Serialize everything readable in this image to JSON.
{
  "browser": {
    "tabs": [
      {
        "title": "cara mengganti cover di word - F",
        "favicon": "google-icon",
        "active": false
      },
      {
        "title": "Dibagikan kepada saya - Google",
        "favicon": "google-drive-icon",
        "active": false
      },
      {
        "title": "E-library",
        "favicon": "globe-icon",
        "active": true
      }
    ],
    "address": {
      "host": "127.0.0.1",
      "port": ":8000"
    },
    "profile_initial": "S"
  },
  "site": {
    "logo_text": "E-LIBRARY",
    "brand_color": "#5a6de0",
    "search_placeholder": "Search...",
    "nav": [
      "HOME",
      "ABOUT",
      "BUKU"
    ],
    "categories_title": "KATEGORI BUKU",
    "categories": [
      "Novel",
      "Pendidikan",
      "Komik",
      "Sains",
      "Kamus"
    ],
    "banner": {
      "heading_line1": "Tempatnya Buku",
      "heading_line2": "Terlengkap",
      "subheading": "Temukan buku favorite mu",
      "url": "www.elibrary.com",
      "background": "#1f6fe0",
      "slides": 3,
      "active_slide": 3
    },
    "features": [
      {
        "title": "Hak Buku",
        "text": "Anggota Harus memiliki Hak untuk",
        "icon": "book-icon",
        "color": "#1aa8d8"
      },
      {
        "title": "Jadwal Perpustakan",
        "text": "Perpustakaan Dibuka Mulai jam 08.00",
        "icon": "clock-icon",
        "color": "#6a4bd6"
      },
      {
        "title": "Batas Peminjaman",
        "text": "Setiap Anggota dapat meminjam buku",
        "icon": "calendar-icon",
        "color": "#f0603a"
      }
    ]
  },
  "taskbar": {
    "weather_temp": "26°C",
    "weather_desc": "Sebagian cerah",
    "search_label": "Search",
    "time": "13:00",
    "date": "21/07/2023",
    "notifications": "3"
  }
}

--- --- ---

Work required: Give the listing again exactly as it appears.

Exercise result:
Serialize everything readable in this image to JSON.
{
  "browser": {
    "tabs": [
      {
        "title": "cara mengganti cover di word - F",
        "favicon": "google-icon",
        "active": false
      },
      {
        "title": "Dibagikan kepada saya - Google",
        "favicon": "google-drive-icon",
        "active": false
      },
      {
        "title": "E-library",
        "favicon": "globe-icon",
        "active": true
      }
    ],
    "address": {
      "host": "127.0.0.1",
      "port": ":8000"
    },
    "profile_initial": "S"
  },
  "site": {
    "logo_text": "E-LIBRARY",
    "brand_color": "#5a6de0",
    "search_placeholder": "Search...",
    "nav": [
      "HOME",
      "ABOUT",
      "BUKU"
    ],
    "categories_title": "KATEGORI BUKU",
    "categories": [
      "Novel",
      "Pendidikan",
      "Komik",
      "Sains",
      "Kamus"
    ],
    "banner": {
      "heading_line1": "Tempatnya Buku",
      "heading_line2": "Terlengkap",
      "subheading": "Temukan buku favorite mu",
      "url": "www.elibrary.com",
      "background": "#1f6fe0",
      "slides": 3,
      "active_slide": 3
    },
    "features": [
      {
        "title": "Hak Buku",
        "text": "Anggota Harus memiliki Hak untuk",
        "icon": "book-icon",
        "color": "#1aa8d8"
      },
      {
        "title": "Jadwal Perpustakan",
        "text": "Perpustakaan Dibuka Mulai jam 08.00",
        "icon": "clock-icon",
        "color": "#6a4bd6"
      },
      {
        "title": "Batas Peminjaman",
        "text": "Setiap Anggota dapat meminjam buku",
        "icon": "calendar-icon",
        "color": "#f0603a"
      }
    ]
  },
  "taskbar": {
    "weather_temp": "26°C",
    "weather_desc": "Sebagian cerah",
    "search_label": "Search",
    "time": "13:00",
    "date": "21/07/2023",
    "notifications": "3"
  }
}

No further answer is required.